[INPUT RECORDS — start]

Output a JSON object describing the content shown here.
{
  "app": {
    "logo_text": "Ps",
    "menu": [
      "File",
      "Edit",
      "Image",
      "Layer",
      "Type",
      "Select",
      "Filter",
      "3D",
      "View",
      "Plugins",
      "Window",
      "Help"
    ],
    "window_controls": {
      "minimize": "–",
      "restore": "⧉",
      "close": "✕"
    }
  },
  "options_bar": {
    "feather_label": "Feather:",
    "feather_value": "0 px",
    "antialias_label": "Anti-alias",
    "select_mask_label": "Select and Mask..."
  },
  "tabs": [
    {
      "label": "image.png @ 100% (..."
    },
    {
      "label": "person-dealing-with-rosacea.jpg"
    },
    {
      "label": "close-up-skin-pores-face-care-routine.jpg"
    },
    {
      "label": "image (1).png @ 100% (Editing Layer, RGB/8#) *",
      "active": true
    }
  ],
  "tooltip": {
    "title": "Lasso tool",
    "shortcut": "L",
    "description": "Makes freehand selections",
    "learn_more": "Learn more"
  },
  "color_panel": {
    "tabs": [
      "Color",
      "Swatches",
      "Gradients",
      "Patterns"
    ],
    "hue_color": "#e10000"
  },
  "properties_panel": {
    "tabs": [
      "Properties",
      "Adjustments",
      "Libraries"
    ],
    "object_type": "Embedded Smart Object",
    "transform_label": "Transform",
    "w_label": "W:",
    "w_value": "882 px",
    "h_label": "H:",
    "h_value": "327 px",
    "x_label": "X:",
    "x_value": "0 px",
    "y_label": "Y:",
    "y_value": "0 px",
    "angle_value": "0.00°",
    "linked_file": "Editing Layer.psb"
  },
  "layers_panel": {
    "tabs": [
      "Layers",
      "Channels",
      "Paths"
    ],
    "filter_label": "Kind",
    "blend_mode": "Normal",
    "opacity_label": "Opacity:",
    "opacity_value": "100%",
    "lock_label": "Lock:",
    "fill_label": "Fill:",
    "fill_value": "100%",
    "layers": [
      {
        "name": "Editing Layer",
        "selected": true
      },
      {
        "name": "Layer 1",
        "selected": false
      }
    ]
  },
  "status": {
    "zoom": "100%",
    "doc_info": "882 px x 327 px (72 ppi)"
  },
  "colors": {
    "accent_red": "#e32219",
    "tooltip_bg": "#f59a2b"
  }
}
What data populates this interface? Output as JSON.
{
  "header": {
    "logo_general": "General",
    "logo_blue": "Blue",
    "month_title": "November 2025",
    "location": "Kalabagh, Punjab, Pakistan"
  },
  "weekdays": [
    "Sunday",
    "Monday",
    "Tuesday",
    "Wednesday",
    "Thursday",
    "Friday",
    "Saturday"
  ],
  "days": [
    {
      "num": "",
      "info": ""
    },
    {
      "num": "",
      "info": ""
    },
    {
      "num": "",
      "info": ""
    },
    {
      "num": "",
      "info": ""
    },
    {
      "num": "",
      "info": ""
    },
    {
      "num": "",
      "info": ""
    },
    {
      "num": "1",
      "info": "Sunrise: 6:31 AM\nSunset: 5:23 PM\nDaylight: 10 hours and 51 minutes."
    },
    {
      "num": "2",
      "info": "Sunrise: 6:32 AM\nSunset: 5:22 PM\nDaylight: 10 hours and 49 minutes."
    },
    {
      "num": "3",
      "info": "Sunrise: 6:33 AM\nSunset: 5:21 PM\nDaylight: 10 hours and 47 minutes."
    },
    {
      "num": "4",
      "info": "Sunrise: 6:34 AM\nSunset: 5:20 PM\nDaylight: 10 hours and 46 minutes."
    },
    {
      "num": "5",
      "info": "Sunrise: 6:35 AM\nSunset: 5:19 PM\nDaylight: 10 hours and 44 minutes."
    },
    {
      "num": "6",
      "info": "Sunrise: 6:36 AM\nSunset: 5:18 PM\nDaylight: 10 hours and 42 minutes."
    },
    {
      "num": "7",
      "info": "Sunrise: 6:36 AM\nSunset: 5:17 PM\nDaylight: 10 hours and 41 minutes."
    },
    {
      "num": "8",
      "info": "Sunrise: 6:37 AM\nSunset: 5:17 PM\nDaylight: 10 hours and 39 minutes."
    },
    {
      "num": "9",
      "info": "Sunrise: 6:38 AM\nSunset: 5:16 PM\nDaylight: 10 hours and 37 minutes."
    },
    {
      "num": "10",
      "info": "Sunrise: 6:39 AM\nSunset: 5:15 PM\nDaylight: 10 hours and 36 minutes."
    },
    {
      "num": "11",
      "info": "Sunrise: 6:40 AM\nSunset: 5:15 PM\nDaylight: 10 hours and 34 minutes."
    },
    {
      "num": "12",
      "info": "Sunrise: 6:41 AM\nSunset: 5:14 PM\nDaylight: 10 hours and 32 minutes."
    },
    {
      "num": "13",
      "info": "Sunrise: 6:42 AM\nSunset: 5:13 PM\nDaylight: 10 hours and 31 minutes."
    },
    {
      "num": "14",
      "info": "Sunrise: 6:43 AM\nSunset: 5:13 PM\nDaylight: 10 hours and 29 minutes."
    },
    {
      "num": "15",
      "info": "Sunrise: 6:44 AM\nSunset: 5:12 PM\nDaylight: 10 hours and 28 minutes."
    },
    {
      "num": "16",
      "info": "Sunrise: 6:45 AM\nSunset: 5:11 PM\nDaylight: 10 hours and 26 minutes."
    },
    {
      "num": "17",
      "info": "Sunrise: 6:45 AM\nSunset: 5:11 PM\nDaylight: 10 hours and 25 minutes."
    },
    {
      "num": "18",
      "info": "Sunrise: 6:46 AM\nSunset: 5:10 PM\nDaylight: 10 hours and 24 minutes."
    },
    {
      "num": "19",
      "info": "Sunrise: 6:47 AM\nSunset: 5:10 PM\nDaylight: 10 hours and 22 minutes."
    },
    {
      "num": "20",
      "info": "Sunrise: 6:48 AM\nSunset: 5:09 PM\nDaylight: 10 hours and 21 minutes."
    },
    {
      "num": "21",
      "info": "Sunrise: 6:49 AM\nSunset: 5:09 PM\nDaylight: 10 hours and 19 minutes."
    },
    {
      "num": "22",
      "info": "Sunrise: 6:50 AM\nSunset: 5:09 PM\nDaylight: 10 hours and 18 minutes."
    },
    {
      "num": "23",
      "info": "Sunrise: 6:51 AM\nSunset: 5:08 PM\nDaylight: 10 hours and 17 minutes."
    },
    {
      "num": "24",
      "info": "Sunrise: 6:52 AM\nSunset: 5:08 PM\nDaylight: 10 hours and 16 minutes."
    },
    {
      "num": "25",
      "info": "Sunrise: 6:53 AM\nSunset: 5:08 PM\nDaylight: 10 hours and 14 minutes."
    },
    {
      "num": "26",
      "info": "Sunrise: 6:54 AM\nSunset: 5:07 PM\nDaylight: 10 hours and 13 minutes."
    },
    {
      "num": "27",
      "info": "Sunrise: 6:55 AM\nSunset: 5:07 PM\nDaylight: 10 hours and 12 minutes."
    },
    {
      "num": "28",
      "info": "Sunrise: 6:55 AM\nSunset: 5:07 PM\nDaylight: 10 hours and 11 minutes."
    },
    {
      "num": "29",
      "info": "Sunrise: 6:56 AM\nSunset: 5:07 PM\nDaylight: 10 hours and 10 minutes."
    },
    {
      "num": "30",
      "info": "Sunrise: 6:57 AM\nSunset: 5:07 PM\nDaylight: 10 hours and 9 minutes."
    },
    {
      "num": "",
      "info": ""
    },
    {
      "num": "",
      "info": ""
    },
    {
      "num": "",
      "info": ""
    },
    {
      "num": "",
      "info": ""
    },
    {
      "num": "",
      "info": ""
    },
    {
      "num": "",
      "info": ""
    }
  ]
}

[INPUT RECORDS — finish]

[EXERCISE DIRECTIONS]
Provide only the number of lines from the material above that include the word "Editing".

[REPLY]
3